What you hand back must match the listing exactly.
━━━ Extracted data ━━━
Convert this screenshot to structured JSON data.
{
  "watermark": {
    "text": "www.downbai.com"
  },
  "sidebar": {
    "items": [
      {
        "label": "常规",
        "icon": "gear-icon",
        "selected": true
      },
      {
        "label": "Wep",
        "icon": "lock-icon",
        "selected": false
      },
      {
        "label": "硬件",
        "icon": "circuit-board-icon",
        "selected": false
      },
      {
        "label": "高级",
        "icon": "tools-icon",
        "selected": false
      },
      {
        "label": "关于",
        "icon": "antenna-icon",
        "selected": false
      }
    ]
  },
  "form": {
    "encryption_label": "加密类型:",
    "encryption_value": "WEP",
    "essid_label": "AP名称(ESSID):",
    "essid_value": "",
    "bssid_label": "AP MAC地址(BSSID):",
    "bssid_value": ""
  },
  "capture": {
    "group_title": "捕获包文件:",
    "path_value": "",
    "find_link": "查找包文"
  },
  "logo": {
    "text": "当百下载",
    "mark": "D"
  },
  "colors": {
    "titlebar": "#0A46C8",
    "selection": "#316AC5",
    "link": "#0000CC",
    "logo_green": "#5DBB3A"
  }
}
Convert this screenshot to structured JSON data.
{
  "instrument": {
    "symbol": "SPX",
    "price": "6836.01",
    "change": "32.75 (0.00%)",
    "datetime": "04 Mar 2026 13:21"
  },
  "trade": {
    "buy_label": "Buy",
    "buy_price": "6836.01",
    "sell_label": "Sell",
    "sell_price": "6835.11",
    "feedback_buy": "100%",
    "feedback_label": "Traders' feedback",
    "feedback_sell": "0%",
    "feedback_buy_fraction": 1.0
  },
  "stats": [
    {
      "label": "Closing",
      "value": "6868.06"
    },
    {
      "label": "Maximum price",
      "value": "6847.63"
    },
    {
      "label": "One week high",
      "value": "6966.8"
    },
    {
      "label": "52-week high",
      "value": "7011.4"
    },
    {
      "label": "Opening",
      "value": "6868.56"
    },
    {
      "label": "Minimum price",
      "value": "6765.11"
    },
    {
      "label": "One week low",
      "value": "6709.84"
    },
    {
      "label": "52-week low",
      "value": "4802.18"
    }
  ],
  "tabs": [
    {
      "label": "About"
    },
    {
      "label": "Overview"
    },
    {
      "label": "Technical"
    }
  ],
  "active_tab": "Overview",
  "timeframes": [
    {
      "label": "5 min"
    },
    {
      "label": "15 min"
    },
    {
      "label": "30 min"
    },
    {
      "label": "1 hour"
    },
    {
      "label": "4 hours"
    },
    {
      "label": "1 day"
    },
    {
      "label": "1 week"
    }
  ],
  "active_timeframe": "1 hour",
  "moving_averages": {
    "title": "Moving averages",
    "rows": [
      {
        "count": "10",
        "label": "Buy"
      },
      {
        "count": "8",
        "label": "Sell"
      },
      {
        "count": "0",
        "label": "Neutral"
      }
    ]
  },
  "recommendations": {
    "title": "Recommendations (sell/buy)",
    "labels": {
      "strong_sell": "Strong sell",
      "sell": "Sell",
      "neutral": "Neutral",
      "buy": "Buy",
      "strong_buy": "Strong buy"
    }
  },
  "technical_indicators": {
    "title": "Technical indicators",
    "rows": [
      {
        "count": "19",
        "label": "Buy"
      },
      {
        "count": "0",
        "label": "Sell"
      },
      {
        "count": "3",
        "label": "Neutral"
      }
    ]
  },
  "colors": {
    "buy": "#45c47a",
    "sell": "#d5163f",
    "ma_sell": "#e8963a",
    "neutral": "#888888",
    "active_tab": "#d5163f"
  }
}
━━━
Your response:
Convert this screenshot to structured JSON data.
{
  "watermark": {
    "text": "www.downbai.com"
  },
  "sidebar": {
    "items": [
      {
        "label": "常规",
        "icon": "gear-icon",
        "selected": true
      },
      {
        "label": "Wep",
        "icon": "lock-icon",
        "selected": false
      },
      {
        "label": "硬件",
        "icon": "circuit-board-icon",
        "selected": false
      },
      {
        "label": "高级",
        "icon": "tools-icon",
        "selected": false
      },
      {
        "label": "关于",
        "icon": "antenna-icon",
        "selected": false
      }
    ]
  },
  "form": {
    "encryption_label": "加密类型:",
    "encryption_value": "WEP",
    "essid_label": "AP名称(ESSID):",
    "essid_value": "",
    "bssid_label": "AP MAC地址(BSSID):",
    "bssid_value": ""
  },
  "capture": {
    "group_title": "捕获包文件:",
    "path_value": "",
    "find_link": "查找包文"
  },
  "logo": {
    "text": "当百下载",
    "mark": "D"
  },
  "colors": {
    "titlebar": "#0A46C8",
    "selection": "#316AC5",
    "link": "#0000CC",
    "logo_green": "#5DBB3A"
  }
}
Convert this screenshot to structured JSON data.
{
  "instrument": {
    "symbol": "SPX",
    "price": "6836.01",
    "change": "32.75 (0.00%)",
    "datetime": "04 Mar 2026 13:21"
  },
  "trade": {
    "buy_label": "Buy",
    "buy_price": "6836.01",
    "sell_label": "Sell",
    "sell_price": "6835.11",
    "feedback_buy": "100%",
    "feedback_label": "Traders' feedback",
    "feedback_sell": "0%",
    "feedback_buy_fraction": 1.0
  },
  "stats": [
    {
      "label": "Closing",
      "value": "6868.06"
    },
    {
      "label": "Maximum price",
      "value": "6847.63"
    },
    {
      "label": "One week high",
      "value": "6966.8"
    },
    {
      "label": "52-week high",
      "value": "7011.4"
    },
    {
      "label": "Opening",
      "value": "6868.56"
    },
    {
      "label": "Minimum price",
      "value": "6765.11"
    },
    {
      "label": "One week low",
      "value": "6709.84"
    },
    {
      "label": "52-week low",
      "value": "4802.18"
    }
  ],
  "tabs": [
    {
      "label": "About"
    },
    {
      "label": "Overview"
    },
    {
      "label": "Technical"
    }
  ],
  "active_tab": "Overview",
  "timeframes": [
    {
      "label": "5 min"
    },
    {
      "label": "15 min"
    },
    {
      "label": "30 min"
    },
    {
      "label": "1 hour"
    },
    {
      "label": "4 hours"
    },
    {
      "label": "1 day"
    },
    {
      "label": "1 week"
    }
  ],
  "active_timeframe": "1 hour",
  "moving_averages": {
    "title": "Moving averages",
    "rows": [
      {
        "count": "10",
        "label": "Buy"
      },
      {
        "count": "8",
        "label": "Sell"
      },
      {
        "count": "0",
        "label": "Neutral"
      }
    ]
  },
  "recommendations": {
    "title": "Recommendations (sell/buy)",
    "labels": {
      "strong_sell": "Strong sell",
      "sell": "Sell",
      "neutral": "Neutral",
      "buy": "Buy",
      "strong_buy": "Strong buy"
    }
  },
  "technical_indicators": {
    "title": "Technical indicators",
    "rows": [
      {
        "count": "19",
        "label": "Buy"
      },
      {
        "count": "0",
        "label": "Sell"
      },
      {
        "count": "3",
        "label": "Neutral"
      }
    ]
  },
  "colors": {
    "buy": "#45c47a",
    "sell": "#d5163f",
    "ma_sell": "#e8963a",
    "neutral": "#888888",
    "active_tab": "#d5163f"
  }
}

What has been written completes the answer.